WORK INSTRUCTION: In the data below, find every line with the string "drwxrwxrwx" and pull it out.

(DATASET CONTENT Opens)

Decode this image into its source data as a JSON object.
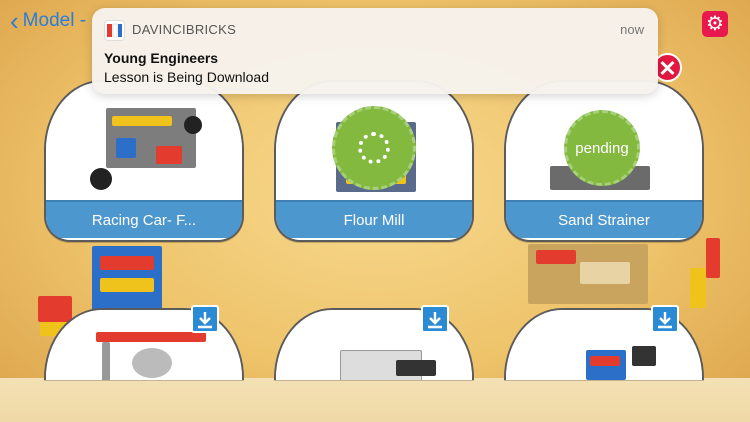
{
  "nav": {
    "back_label": "Model -"
  },
  "notification": {
    "app_name": "DAVINCIBRICKS",
    "time": "now",
    "title": "Young Engineers",
    "body": "Lesson is Being Download"
  },
  "cards": [
    {
      "label": "Racing Car- F...",
      "status": ""
    },
    {
      "label": "Flour Mill",
      "status": "downloading"
    },
    {
      "label": "Sand Strainer",
      "status": "pending"
    }
  ],
  "pending_text": "pending",
  "colors": {
    "accent_blue": "#4d97cf",
    "settings_red": "#e8194c",
    "progress_green": "#83b93e"
  },
  "icons": [
    "chevron-left-icon",
    "gear-icon",
    "close-icon",
    "download-icon",
    "spinner-icon"
  ]
}
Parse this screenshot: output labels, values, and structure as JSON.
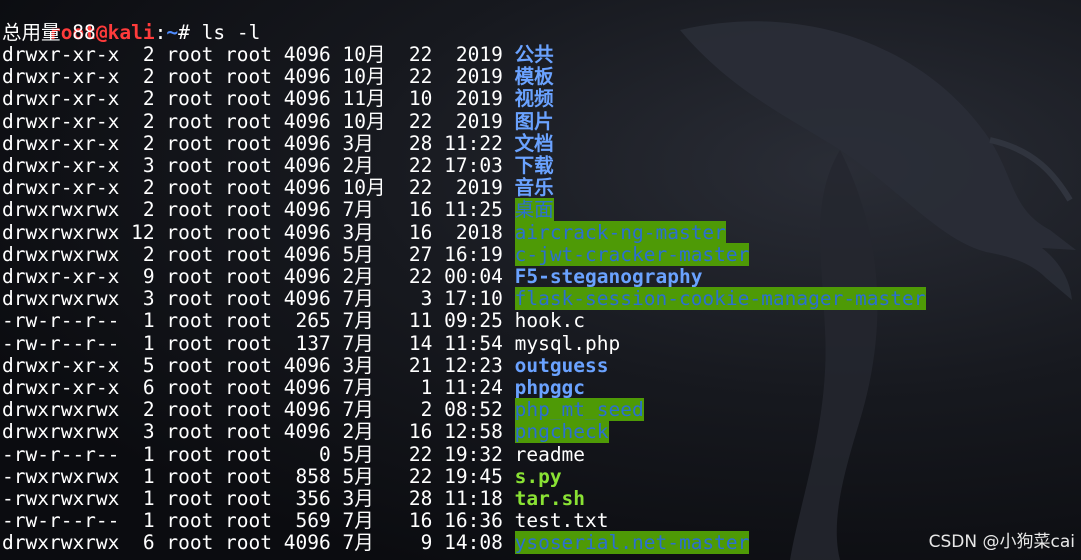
{
  "prompt": {
    "user_host": "root@kali",
    "separator": ":",
    "path": "~",
    "symbol": "# ",
    "command": "ls -l"
  },
  "total_line": "总用量 88",
  "colors": {
    "dir": "#6aa2ff",
    "dir_other_writable_bg": "#4e9a06",
    "dir_other_writable_fg": "#2b6fd0",
    "exec": "#8ae234",
    "file": "#ffffff",
    "prompt_user": "#ff3b3b",
    "prompt_path": "#4f8cff"
  },
  "entries": [
    {
      "meta": "drwxr-xr-x  2 root root 4096 10月  22  2019",
      "name": "公共",
      "kind": "dir"
    },
    {
      "meta": "drwxr-xr-x  2 root root 4096 10月  22  2019",
      "name": "模板",
      "kind": "dir"
    },
    {
      "meta": "drwxr-xr-x  2 root root 4096 11月  10  2019",
      "name": "视频",
      "kind": "dir"
    },
    {
      "meta": "drwxr-xr-x  2 root root 4096 10月  22  2019",
      "name": "图片",
      "kind": "dir"
    },
    {
      "meta": "drwxr-xr-x  2 root root 4096 3月   28 11:22",
      "name": "文档",
      "kind": "dir"
    },
    {
      "meta": "drwxr-xr-x  3 root root 4096 2月   22 17:03",
      "name": "下载",
      "kind": "dir"
    },
    {
      "meta": "drwxr-xr-x  2 root root 4096 10月  22  2019",
      "name": "音乐",
      "kind": "dir"
    },
    {
      "meta": "drwxrwxrwx  2 root root 4096 7月   16 11:25",
      "name": "桌面",
      "kind": "dir-ow"
    },
    {
      "meta": "drwxrwxrwx 12 root root 4096 3月   16  2018",
      "name": "aircrack-ng-master",
      "kind": "dir-ow"
    },
    {
      "meta": "drwxrwxrwx  2 root root 4096 5月   27 16:19",
      "name": "c-jwt-cracker-master",
      "kind": "dir-ow"
    },
    {
      "meta": "drwxr-xr-x  9 root root 4096 2月   22 00:04",
      "name": "F5-steganography",
      "kind": "dir"
    },
    {
      "meta": "drwxrwxrwx  3 root root 4096 7月    3 17:10",
      "name": "flask-session-cookie-manager-master",
      "kind": "dir-ow"
    },
    {
      "meta": "-rw-r--r--  1 root root  265 7月   11 09:25",
      "name": "hook.c",
      "kind": "file"
    },
    {
      "meta": "-rw-r--r--  1 root root  137 7月   14 11:54",
      "name": "mysql.php",
      "kind": "file"
    },
    {
      "meta": "drwxr-xr-x  5 root root 4096 3月   21 12:23",
      "name": "outguess",
      "kind": "dir"
    },
    {
      "meta": "drwxr-xr-x  6 root root 4096 7月    1 11:24",
      "name": "phpggc",
      "kind": "dir"
    },
    {
      "meta": "drwxrwxrwx  2 root root 4096 7月    2 08:52",
      "name": "php_mt_seed",
      "kind": "dir-ow"
    },
    {
      "meta": "drwxrwxrwx  3 root root 4096 2月   16 12:58",
      "name": "pngcheck",
      "kind": "dir-ow"
    },
    {
      "meta": "-rw-r--r--  1 root root    0 5月   22 19:32",
      "name": "readme",
      "kind": "file"
    },
    {
      "meta": "-rwxrwxrwx  1 root root  858 5月   22 19:45",
      "name": "s.py",
      "kind": "exec"
    },
    {
      "meta": "-rwxrwxrwx  1 root root  356 3月   28 11:18",
      "name": "tar.sh",
      "kind": "exec"
    },
    {
      "meta": "-rw-r--r--  1 root root  569 7月   16 16:36",
      "name": "test.txt",
      "kind": "file"
    },
    {
      "meta": "drwxrwxrwx  6 root root 4096 7月    9 14:08",
      "name": "ysoserial.net-master",
      "kind": "dir-ow"
    }
  ],
  "watermark": "CSDN @小狗菜cai"
}
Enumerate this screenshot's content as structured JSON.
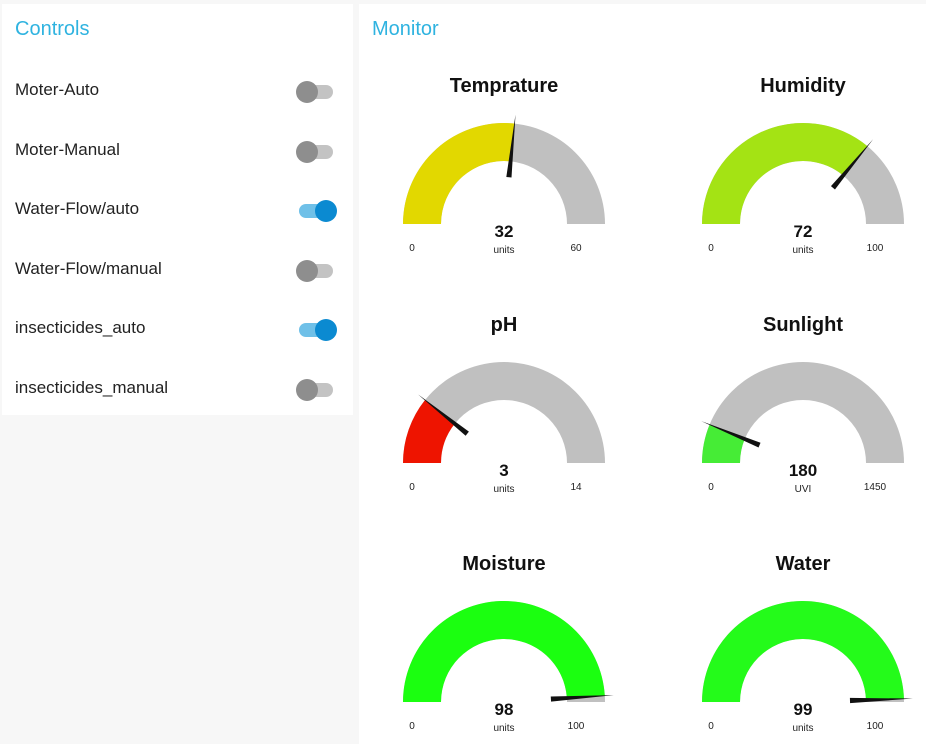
{
  "controls": {
    "title": "Controls",
    "items": [
      {
        "label": "Moter-Auto",
        "on": false
      },
      {
        "label": "Moter-Manual",
        "on": false
      },
      {
        "label": "Water-Flow/auto",
        "on": true
      },
      {
        "label": "Water-Flow/manual",
        "on": false
      },
      {
        "label": "insecticides_auto",
        "on": true
      },
      {
        "label": "insecticides_manual",
        "on": false
      }
    ]
  },
  "monitor": {
    "title": "Monitor",
    "gauges": [
      {
        "title": "Temprature",
        "value": 32,
        "units": "units",
        "min": 0,
        "max": 60,
        "color": "#e2d800"
      },
      {
        "title": "Humidity",
        "value": 72,
        "units": "units",
        "min": 0,
        "max": 100,
        "color": "#a4e314"
      },
      {
        "title": "pH",
        "value": 3,
        "units": "units",
        "min": 0,
        "max": 14,
        "color": "#ee1400"
      },
      {
        "title": "Sunlight",
        "value": 180,
        "units": "UVI",
        "min": 0,
        "max": 1450,
        "color": "#46ec36"
      },
      {
        "title": "Moisture",
        "value": 98,
        "units": "units",
        "min": 0,
        "max": 100,
        "color": "#1bff10"
      },
      {
        "title": "Water",
        "value": 99,
        "units": "units",
        "min": 0,
        "max": 100,
        "color": "#24fb1a"
      }
    ]
  },
  "colors": {
    "accent": "#2fb3e0",
    "toggle_on": "#0b8ad1",
    "gauge_track": "#c0c0c0",
    "needle": "#111111"
  }
}
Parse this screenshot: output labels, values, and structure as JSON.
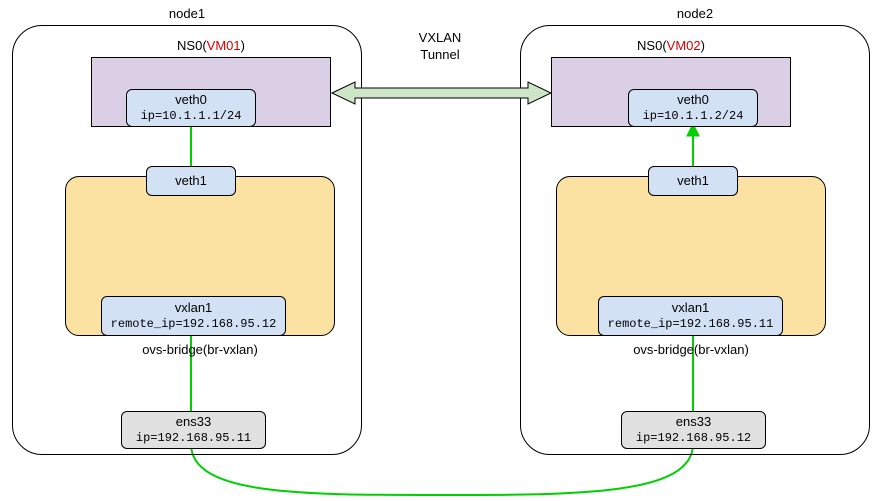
{
  "tunnel": {
    "label_line1": "VXLAN",
    "label_line2": "Tunnel"
  },
  "node1": {
    "title": "node1",
    "ns": {
      "label_prefix": "NS0(",
      "vm": "VM01",
      "label_suffix": ")",
      "veth0": {
        "name": "veth0",
        "addr": "ip=10.1.1.1/24"
      }
    },
    "ovs": {
      "label": "ovs-bridge(br-vxlan)",
      "veth1": {
        "name": "veth1"
      },
      "vxlan": {
        "name": "vxlan1",
        "addr": "remote_ip=192.168.95.12"
      }
    },
    "phys": {
      "name": "ens33",
      "addr": "ip=192.168.95.11"
    }
  },
  "node2": {
    "title": "node2",
    "ns": {
      "label_prefix": "NS0(",
      "vm": "VM02",
      "label_suffix": ")",
      "veth0": {
        "name": "veth0",
        "addr": "ip=10.1.1.2/24"
      }
    },
    "ovs": {
      "label": "ovs-bridge(br-vxlan)",
      "veth1": {
        "name": "veth1"
      },
      "vxlan": {
        "name": "vxlan1",
        "addr": "remote_ip=192.168.95.11"
      }
    },
    "phys": {
      "name": "ens33",
      "addr": "ip=192.168.95.12"
    }
  }
}
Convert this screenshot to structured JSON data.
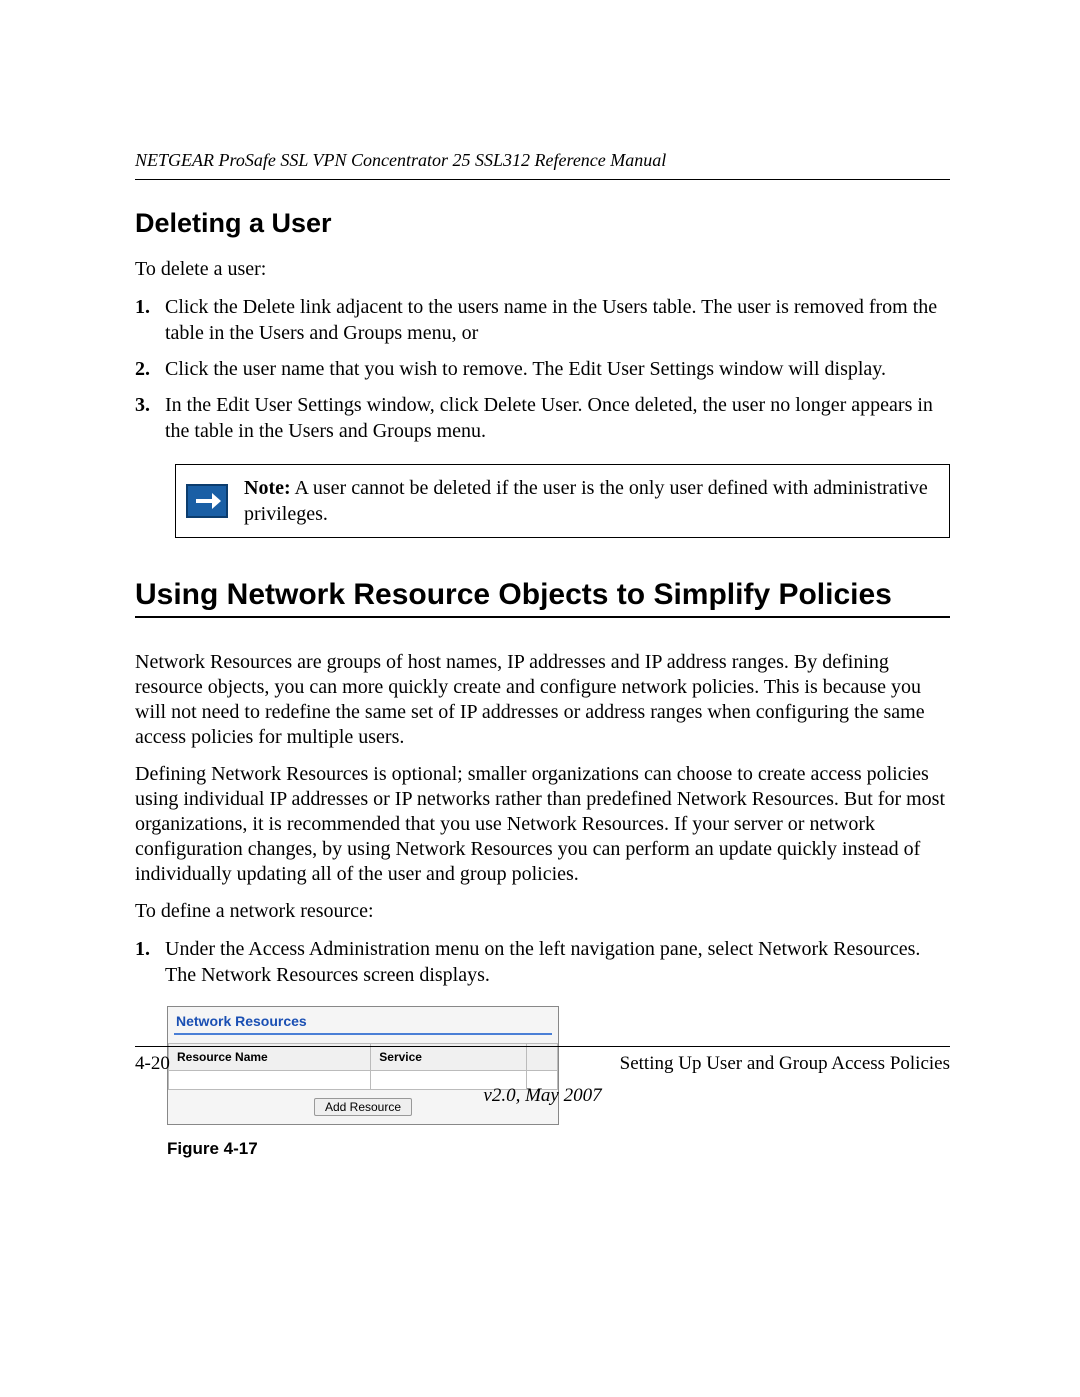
{
  "header": {
    "running": "NETGEAR ProSafe SSL VPN Concentrator 25 SSL312 Reference Manual"
  },
  "section_deleting": {
    "title": "Deleting a User",
    "intro": "To delete a user:",
    "steps": [
      "Click the Delete link adjacent to the users name in the Users table. The user is removed from the table in the Users and Groups menu, or",
      "Click the user name that you wish to remove. The Edit User Settings window will display.",
      "In the Edit User Settings window, click Delete User. Once deleted, the user no longer appears in the table in the Users and Groups menu."
    ]
  },
  "note": {
    "label": "Note:",
    "text": "A user cannot be deleted if the user is the only user defined with administrative privileges."
  },
  "section_network": {
    "title": "Using Network Resource Objects to Simplify Policies",
    "para1": "Network Resources are groups of host names, IP addresses and IP address ranges. By defining resource objects, you can more quickly create and configure network policies. This is because you will not need to redefine the same set of IP addresses or address ranges when configuring the same access policies for multiple users.",
    "para2": "Defining Network Resources is optional; smaller organizations can choose to create access policies using individual IP addresses or IP networks rather than predefined Network Resources. But for most organizations, it is recommended that you use Network Resources. If your server or network configuration changes, by using Network Resources you can perform an update quickly instead of individually updating all of the user and group policies.",
    "intro2": "To define a network resource:",
    "steps": [
      "Under the Access Administration menu on the left navigation pane, select Network Resources. The Network Resources screen displays."
    ]
  },
  "figure": {
    "panel_title": "Network Resources",
    "col1": "Resource Name",
    "col2": "Service",
    "button": "Add Resource",
    "caption": "Figure 4-17"
  },
  "footer": {
    "page": "4-20",
    "chapter": "Setting Up User and Group Access Policies",
    "version": "v2.0, May 2007"
  }
}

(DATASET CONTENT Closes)

EXERCISE RESPONSE:
      "meta": "drwxrwxrwx  2 root root 4096 7月   16 11:25",
      "meta": "drwxrwxrwx 12 root root 4096 3月   16  2018",
      "meta": "drwxrwxrwx  2 root root 4096 5月   27 16:19",
      "meta": "drwxrwxrwx  3 root root 4096 7月    3 17:10",
      "meta": "drwxrwxrwx  2 root root 4096 7月    2 08:52",
      "meta": "drwxrwxrwx  3 root root 4096 2月   16 12:58",
      "meta": "drwxrwxrwx  6 root root 4096 7月    9 14:08",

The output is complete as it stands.